- [Exercise directions]
Starting at the first line and ending at the last, output the data exactly.

- [Data supplied]
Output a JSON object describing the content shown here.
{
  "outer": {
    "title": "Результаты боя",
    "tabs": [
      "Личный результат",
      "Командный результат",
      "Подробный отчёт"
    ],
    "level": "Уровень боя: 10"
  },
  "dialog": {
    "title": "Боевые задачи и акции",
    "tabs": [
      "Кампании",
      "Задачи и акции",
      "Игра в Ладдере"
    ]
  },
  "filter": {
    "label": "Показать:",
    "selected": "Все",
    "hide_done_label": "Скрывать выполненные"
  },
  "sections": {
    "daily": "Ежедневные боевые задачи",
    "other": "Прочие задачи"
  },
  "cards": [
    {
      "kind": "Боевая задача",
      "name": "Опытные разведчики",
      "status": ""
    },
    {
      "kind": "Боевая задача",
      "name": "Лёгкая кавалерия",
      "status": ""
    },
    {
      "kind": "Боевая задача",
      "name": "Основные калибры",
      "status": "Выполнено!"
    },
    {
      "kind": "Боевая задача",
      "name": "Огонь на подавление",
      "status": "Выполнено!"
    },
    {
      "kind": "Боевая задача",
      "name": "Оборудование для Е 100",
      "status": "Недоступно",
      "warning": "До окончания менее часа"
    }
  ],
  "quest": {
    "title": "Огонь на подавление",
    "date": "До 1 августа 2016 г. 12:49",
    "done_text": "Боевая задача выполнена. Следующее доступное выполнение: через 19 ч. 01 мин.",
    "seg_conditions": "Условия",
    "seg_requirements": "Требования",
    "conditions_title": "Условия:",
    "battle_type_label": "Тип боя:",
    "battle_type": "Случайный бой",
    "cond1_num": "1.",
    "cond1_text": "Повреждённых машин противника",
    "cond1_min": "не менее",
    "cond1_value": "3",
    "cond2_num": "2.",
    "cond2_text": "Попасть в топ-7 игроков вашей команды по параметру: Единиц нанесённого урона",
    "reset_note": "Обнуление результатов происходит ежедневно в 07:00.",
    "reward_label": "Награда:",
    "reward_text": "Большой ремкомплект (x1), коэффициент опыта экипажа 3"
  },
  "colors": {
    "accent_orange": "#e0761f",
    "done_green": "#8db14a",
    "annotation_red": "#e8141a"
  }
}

- [Answer for the task]
Output a JSON object describing the content shown here.
{
  "outer": {
    "title": "Результаты боя",
    "tabs": [
      "Личный результат",
      "Командный результат",
      "Подробный отчёт"
    ],
    "level": "Уровень боя: 10"
  },
  "dialog": {
    "title": "Боевые задачи и акции",
    "tabs": [
      "Кампании",
      "Задачи и акции",
      "Игра в Ладдере"
    ]
  },
  "filter": {
    "label": "Показать:",
    "selected": "Все",
    "hide_done_label": "Скрывать выполненные"
  },
  "sections": {
    "daily": "Ежедневные боевые задачи",
    "other": "Прочие задачи"
  },
  "cards": [
    {
      "kind": "Боевая задача",
      "name": "Опытные разведчики",
      "status": ""
    },
    {
      "kind": "Боевая задача",
      "name": "Лёгкая кавалерия",
      "status": ""
    },
    {
      "kind": "Боевая задача",
      "name": "Основные калибры",
      "status": "Выполнено!"
    },
    {
      "kind": "Боевая задача",
      "name": "Огонь на подавление",
      "status": "Выполнено!"
    },
    {
      "kind": "Боевая задача",
      "name": "Оборудование для Е 100",
      "status": "Недоступно",
      "warning": "До окончания менее часа"
    }
  ],
  "quest": {
    "title": "Огонь на подавление",
    "date": "До 1 августа 2016 г. 12:49",
    "done_text": "Боевая задача выполнена. Следующее доступное выполнение: через 19 ч. 01 мин.",
    "seg_conditions": "Условия",
    "seg_requirements": "Требования",
    "conditions_title": "Условия:",
    "battle_type_label": "Тип боя:",
    "battle_type": "Случайный бой",
    "cond1_num": "1.",
    "cond1_text": "Повреждённых машин противника",
    "cond1_min": "не менее",
    "cond1_value": "3",
    "cond2_num": "2.",
    "cond2_text": "Попасть в топ-7 игроков вашей команды по параметру: Единиц нанесённого урона",
    "reset_note": "Обнуление результатов происходит ежедневно в 07:00.",
    "reward_label": "Награда:",
    "reward_text": "Большой ремкомплект (x1), коэффициент опыта экипажа 3"
  },
  "colors": {
    "accent_orange": "#e0761f",
    "done_green": "#8db14a",
    "annotation_red": "#e8141a"
  }
}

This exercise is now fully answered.